_Items listed in a dataset:_
----------

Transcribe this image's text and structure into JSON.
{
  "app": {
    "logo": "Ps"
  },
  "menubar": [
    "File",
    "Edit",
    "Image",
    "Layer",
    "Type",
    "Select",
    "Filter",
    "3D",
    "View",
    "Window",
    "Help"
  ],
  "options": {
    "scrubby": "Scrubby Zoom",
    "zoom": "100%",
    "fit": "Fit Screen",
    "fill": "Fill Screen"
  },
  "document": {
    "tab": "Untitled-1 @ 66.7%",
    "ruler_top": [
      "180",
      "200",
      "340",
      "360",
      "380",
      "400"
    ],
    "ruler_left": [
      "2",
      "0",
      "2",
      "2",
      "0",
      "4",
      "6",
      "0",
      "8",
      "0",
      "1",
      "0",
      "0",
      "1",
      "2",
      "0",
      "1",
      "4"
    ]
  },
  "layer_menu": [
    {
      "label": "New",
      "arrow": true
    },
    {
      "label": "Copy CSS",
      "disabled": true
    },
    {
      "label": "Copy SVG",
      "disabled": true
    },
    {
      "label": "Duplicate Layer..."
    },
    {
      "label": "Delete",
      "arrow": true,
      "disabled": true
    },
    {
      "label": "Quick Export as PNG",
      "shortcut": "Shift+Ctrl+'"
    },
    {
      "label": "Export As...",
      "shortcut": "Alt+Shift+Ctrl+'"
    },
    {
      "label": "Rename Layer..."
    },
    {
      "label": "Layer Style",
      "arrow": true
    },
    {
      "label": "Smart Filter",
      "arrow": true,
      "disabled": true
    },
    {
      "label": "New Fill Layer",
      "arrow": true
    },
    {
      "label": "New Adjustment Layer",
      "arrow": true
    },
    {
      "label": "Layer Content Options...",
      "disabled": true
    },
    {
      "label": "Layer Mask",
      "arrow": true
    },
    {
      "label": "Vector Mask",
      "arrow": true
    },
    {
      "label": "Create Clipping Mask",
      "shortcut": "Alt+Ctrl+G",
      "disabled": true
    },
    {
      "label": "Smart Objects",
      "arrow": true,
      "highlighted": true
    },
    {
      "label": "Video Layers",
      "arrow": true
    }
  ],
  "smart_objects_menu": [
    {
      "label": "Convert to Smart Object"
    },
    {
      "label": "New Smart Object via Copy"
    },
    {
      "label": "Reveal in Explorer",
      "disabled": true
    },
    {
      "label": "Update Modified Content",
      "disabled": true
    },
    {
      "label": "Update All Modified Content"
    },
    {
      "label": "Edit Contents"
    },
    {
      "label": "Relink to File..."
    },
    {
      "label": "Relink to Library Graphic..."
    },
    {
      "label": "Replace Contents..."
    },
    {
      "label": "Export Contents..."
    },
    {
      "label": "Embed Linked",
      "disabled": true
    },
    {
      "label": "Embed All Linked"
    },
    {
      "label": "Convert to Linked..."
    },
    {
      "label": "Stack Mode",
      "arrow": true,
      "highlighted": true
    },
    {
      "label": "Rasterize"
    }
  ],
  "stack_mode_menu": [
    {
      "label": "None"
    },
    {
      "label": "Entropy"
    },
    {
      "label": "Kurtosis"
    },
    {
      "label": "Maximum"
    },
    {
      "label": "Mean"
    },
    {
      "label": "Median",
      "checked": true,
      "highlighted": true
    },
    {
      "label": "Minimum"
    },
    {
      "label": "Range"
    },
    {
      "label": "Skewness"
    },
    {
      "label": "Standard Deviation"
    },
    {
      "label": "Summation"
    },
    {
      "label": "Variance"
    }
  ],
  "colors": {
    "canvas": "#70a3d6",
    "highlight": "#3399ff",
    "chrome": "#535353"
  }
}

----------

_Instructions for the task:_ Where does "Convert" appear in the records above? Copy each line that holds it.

_Task output:_
      "label": "Convert to Smart Object"
      "label": "Convert to Linked..."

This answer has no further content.